Your health condition requires you to take medication, but experience showed you that you must do your part to prevent medication errors. No matter how much you trust your new doctor or pharmacist, you cannot be too careful. 

It may help to get a breakdown of how prescription errors happen and how you can keep them from happening. Learn who may bear responsibility if a medication mix-up happens. 

How errors happen  

Prescription errors happen in several ways. If you have multiple healthcare professionals tending to you, a miscommunication between them could lead to a mistake. Medication abbreviations may look alike, which may trigger a mix-up. The same applies to medications that look alike or prescription names that sound similar. Even if your doctor does everything right regarding your medication, your pharmacist could bear guilt for a mishap. 

How you can prevent errors 

With the right information, you can help keep errors from happening. For instance, ask questions if anything your doctor or pharmacist tells you about your medication confuses you. Ask about medication side effects so you know what to expect, and have your physician let you know what to do if you ever miss a medication dose. Learn what results you should expect after taking the medication, and when you should expect to experience those results. 
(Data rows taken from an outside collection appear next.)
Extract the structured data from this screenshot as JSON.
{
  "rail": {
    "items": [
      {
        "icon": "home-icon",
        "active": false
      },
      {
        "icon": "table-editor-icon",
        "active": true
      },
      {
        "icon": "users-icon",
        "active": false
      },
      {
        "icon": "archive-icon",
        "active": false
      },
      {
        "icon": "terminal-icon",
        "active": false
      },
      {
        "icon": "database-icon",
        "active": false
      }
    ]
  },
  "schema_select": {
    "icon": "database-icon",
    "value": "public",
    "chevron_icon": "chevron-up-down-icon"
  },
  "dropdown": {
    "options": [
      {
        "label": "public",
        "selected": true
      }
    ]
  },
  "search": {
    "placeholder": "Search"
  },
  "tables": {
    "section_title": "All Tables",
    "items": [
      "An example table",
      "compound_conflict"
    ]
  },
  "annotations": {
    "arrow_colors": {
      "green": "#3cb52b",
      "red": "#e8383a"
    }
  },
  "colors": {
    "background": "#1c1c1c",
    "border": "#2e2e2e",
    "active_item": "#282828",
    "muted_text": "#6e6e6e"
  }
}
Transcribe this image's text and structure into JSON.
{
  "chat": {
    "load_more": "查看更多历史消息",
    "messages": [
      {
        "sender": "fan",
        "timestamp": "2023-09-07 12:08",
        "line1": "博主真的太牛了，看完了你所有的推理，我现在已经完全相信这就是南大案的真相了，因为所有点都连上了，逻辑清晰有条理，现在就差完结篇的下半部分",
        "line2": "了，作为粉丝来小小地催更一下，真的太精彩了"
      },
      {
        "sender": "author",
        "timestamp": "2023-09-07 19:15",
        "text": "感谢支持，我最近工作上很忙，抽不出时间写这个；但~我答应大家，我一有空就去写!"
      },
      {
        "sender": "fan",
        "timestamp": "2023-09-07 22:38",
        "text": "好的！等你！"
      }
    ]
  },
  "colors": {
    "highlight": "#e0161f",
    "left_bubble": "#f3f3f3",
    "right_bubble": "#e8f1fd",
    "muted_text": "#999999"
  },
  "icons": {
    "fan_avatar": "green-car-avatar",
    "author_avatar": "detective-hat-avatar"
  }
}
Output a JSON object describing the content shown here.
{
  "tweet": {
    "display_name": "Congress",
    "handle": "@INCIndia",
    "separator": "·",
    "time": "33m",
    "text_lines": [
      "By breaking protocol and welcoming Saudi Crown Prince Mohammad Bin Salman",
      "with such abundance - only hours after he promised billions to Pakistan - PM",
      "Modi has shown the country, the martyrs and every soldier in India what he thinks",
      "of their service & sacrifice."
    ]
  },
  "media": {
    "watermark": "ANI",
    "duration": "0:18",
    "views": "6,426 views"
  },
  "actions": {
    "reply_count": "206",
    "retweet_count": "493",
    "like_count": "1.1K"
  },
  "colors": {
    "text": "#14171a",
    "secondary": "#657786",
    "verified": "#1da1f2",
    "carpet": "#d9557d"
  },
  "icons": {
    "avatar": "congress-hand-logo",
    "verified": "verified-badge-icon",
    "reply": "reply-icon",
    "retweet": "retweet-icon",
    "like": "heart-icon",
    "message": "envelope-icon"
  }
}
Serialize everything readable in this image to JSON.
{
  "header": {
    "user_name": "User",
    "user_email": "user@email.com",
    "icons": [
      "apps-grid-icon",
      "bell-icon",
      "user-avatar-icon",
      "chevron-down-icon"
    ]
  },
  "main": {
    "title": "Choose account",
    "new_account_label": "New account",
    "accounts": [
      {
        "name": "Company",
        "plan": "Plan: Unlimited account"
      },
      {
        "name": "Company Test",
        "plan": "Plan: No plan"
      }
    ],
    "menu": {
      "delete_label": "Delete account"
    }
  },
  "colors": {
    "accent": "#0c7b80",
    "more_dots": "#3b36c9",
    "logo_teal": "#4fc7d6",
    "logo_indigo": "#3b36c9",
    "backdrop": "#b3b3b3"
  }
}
When you pick up your prescription at the pharmacist, double-check that your name is on the bag or bottle and that the name of the medication is the same as what your doctor told you. Get the brand name and generic name of the medication. 

Doctors and pharmacists are human, which means they make mistakes. Make sure their slip-ups do not result in preventable harm through a medication error.